Macedonia – One hundred years after the Girl Scouts’ national founding in 1912, four Ohio Girl Scout councils are looking to the state’s women legislators to advocate for issues affecting girls and young women in 2012 and beyond. Girl Scouts of North East Ohio (GSNEO) was among the four Ohio Girl Scout Councils at the Ohio Statehouse on April 25, 2012, to pin Ohio’s 30 women legislators into Ohio Honorary Girl Scout Legislative Troop #1912.
Girl Scouts’ legislative focus encompasses: promoting girls' physical, social and emotional health; increasing girls’ involvement in science, technology, engineering and math; advancing the cause of girls in leadership; and strengthening their financial literacy. Ohio Honorary Girl Scout Legislative Troop #1912 will serve as an advocate for girls and young women in those areas and help educate branches of Ohio government about the issues and barriers that hinder girls and young women from opportunities to excel. Serving as co-chairs of the troop are State Representative Anne Gonzales (R-Westerville) and Senator Shirley Smith (D-Cleveland).

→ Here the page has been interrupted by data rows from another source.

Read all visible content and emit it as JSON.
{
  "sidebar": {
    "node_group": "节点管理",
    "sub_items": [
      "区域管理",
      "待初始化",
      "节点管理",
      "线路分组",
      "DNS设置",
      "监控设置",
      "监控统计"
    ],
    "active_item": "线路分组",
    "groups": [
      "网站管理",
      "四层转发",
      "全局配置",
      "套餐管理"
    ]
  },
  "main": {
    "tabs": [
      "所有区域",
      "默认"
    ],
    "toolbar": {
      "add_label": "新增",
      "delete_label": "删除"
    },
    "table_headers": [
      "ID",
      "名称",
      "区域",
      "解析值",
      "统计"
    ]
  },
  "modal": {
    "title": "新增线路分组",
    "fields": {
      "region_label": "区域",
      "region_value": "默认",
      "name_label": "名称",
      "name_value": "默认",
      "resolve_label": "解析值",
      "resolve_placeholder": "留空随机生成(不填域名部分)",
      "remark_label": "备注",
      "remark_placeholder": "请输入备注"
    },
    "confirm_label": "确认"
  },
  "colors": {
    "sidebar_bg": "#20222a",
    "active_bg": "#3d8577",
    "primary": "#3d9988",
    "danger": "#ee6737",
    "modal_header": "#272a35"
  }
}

“We are honored and excited to have been chosen to educate other legislatures and other branches of government about the issues girls face and advocate for change through our troop,” said State Representative Anne Gonzales.
“There is no other organization like the Girl Scout,” Said Senator Shirley Smith. “Through our partnership with the Girl Scout councils of Ohio, I believe we are going to establish a legacy that creates lasting change for Ohio’s girls and young women. Together we are going to do our part to advocate for girls’ issues and stand among other great leaders in Ohio as we support the work of Girl Scouts.”
“Lieutenant Governor Mary Taylor is a strong supporter of the work and progress of the Girl Scouts,” said Stephanie Owen, speaking on behalf of Lieutenant Governor Mary Taylor. “Councils throughout our state are shaping the well-rounded innovators who will one day become Ohio’s business owners, executives, creators, and community leaders,” she said.
Girl Scouts of North East Ohio, Ohio’s Heartland Council, Black Diamond Council and Western Ohio Council together serve 120,000 Girl Scouts statewide with support from nearly 30,000 dedicated volunteers.
Ingram-White Castle Foundation sponsored the event and the “Voices of Freedom” scholarship essay contest. The contest was open to Ohio Girl Scouts in grades nine through 12 who have earned Girl Scouts’ highest honor, the Girl Scout Gold Award. The girls were asked to write about a female leader who inspires them to take action in their communities. Five recipients each received a $1,000 college scholarship.
Erin Shannon, community relations manager, White Castle System, Inc., and great-granddaughter of White Castle founder E.W. “Billy” Ingram, presented the scholarships to the girls. Among the finalists was Telayne Keith, 17, of Akron. Her essay titled, “Gotta Be Me,” described how her mother, Willa Keith, overcame adversity in her life and became a role model, mentor and leader.
“Willa continues to shine and pursue her dreams advocating for peace, justice, and self-worth in the community,” said Telayne Keith. “I am truly inspired by her tenacity, strength, and ambition, and I believe those qualities have been given to me.”
[Pictured: Girl Scouts of North East Ohio Chief Executive Officer Daisy L. Alford-Smith, Ph.D. and Telanye Keith and Erin Shannon of White Castle.]
The Girl Scouts of North East Ohio is the premier organization for leadership development for girls. GSNEO serves 40,000 girls and 15,000 adult volunteer members throughout an 18-county region including Medina, Portage, and Summit counties; Cuyahoga, Geauga, and Lake counties; Carroll, Stark and Tuscarawas counties; Ashtabula, Columbiana, Mahoning and Trumbull counties; Erie, Huron, Lorain, Sandusky and Seneca counties.
Since its founding in 1912, Girl Scouts has provided more than 50 million girls with time-honored programs that engage them with their communities; enhance self-esteem; increase financial literacy and interest in math, science and technology; encourage good health and nutrition and build leadership skills necessary for them to move confidently into their futures. Today, Girl Scouts is the #1 girl organization in the world, with 3.7 million members throughout the United States, including U.S. territories, and in more than 90 countries through USA Girl Scouts Overseas. ###